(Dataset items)
== == ==

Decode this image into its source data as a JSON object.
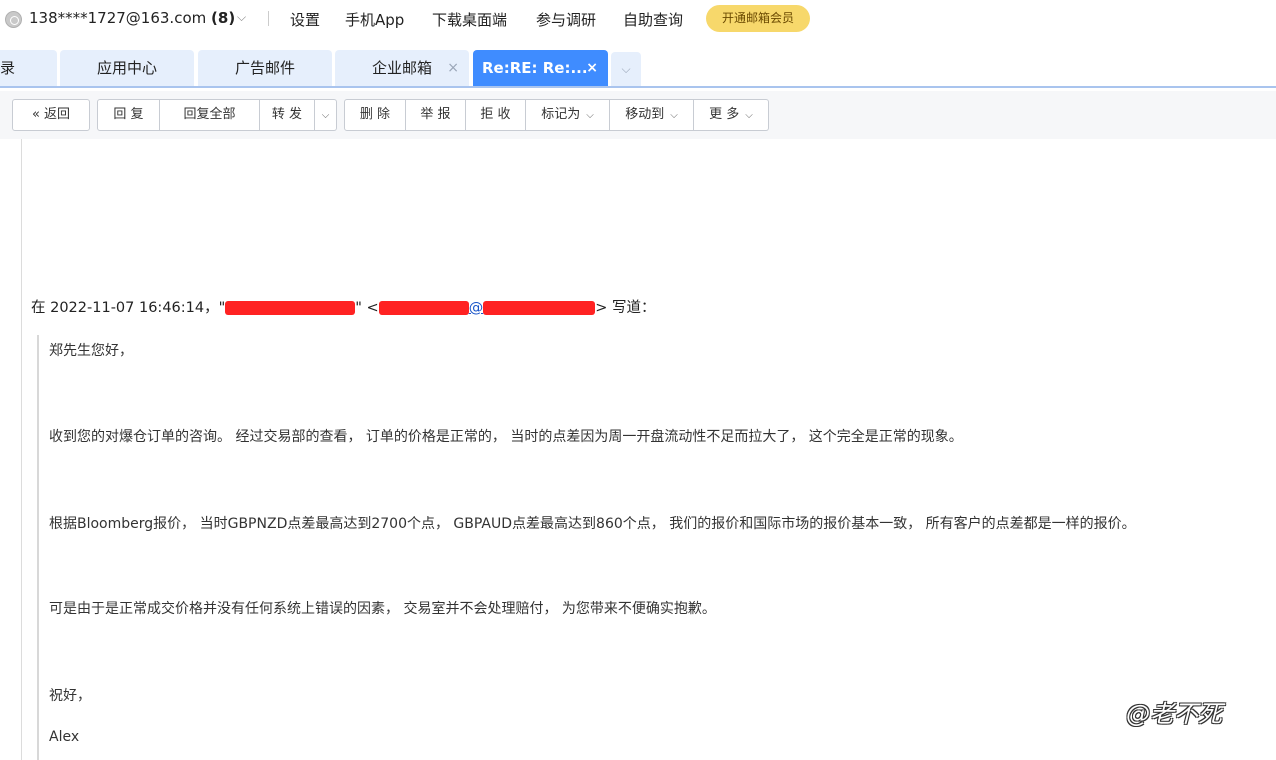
{
  "header": {
    "account_email": "138****1727@163.com",
    "account_unread": "(8)",
    "links": [
      "设置",
      "手机App",
      "下载桌面端",
      "参与调研",
      "自助查询"
    ],
    "vip_label": "开通邮箱会员",
    "vip_color": "#f7d86b"
  },
  "tabs": [
    {
      "label": "录"
    },
    {
      "label": "应用中心"
    },
    {
      "label": "广告邮件"
    },
    {
      "label": "企业邮箱"
    },
    {
      "label": "Re:RE: Re:..."
    }
  ],
  "tab_close_glyph": "×",
  "toolbar": {
    "back": "返回",
    "reply": "回 复",
    "reply_all": "回复全部",
    "forward": "转 发",
    "delete": "删 除",
    "report": "举 报",
    "reject": "拒 收",
    "mark_as": "标记为",
    "move_to": "移动到",
    "more": "更 多"
  },
  "email": {
    "quote_header_prefix": "在 2022-11-07 16:46:14，\"",
    "quote_header_mid": "\" <",
    "quote_header_at": "@",
    "quote_header_suffix": "> 写道：",
    "greeting": "郑先生您好，",
    "para1": "收到您的对爆仓订单的咨询。 经过交易部的查看， 订单的价格是正常的， 当时的点差因为周一开盘流动性不足而拉大了， 这个完全是正常的现象。",
    "para2": "根据Bloomberg报价， 当时GBPNZD点差最高达到2700个点， GBPAUD点差最高达到860个点， 我们的报价和国际市场的报价基本一致， 所有客户的点差都是一样的报价。",
    "para3": "可是由于是正常成交价格并没有任何系统上错误的因素， 交易室并不会处理赔付， 为您带来不便确实抱歉。",
    "closing": "祝好，",
    "signature": "Alex"
  },
  "watermark": "@老不死",
  "colors": {
    "accent": "#3f8cff",
    "tab_bg": "#e6effc",
    "redaction": "#ff2222"
  }
}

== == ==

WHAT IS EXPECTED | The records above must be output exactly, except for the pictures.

RESULT OF THIS EXERCISE |
Decode this image into its source data as a JSON object.
{
  "header": {
    "account_email": "138****1727@163.com",
    "account_unread": "(8)",
    "links": [
      "设置",
      "手机App",
      "下载桌面端",
      "参与调研",
      "自助查询"
    ],
    "vip_label": "开通邮箱会员",
    "vip_color": "#f7d86b"
  },
  "tabs": [
    {
      "label": "录"
    },
    {
      "label": "应用中心"
    },
    {
      "label": "广告邮件"
    },
    {
      "label": "企业邮箱"
    },
    {
      "label": "Re:RE: Re:..."
    }
  ],
  "tab_close_glyph": "×",
  "toolbar": {
    "back": "返回",
    "reply": "回 复",
    "reply_all": "回复全部",
    "forward": "转 发",
    "delete": "删 除",
    "report": "举 报",
    "reject": "拒 收",
    "mark_as": "标记为",
    "move_to": "移动到",
    "more": "更 多"
  },
  "email": {
    "quote_header_prefix": "在 2022-11-07 16:46:14，\"",
    "quote_header_mid": "\" <",
    "quote_header_at": "@",
    "quote_header_suffix": "> 写道：",
    "greeting": "郑先生您好，",
    "para1": "收到您的对爆仓订单的咨询。 经过交易部的查看， 订单的价格是正常的， 当时的点差因为周一开盘流动性不足而拉大了， 这个完全是正常的现象。",
    "para2": "根据Bloomberg报价， 当时GBPNZD点差最高达到2700个点， GBPAUD点差最高达到860个点， 我们的报价和国际市场的报价基本一致， 所有客户的点差都是一样的报价。",
    "para3": "可是由于是正常成交价格并没有任何系统上错误的因素， 交易室并不会处理赔付， 为您带来不便确实抱歉。",
    "closing": "祝好，",
    "signature": "Alex"
  },
  "watermark": "@老不死",
  "colors": {
    "accent": "#3f8cff",
    "tab_bg": "#e6effc",
    "redaction": "#ff2222"
  }
}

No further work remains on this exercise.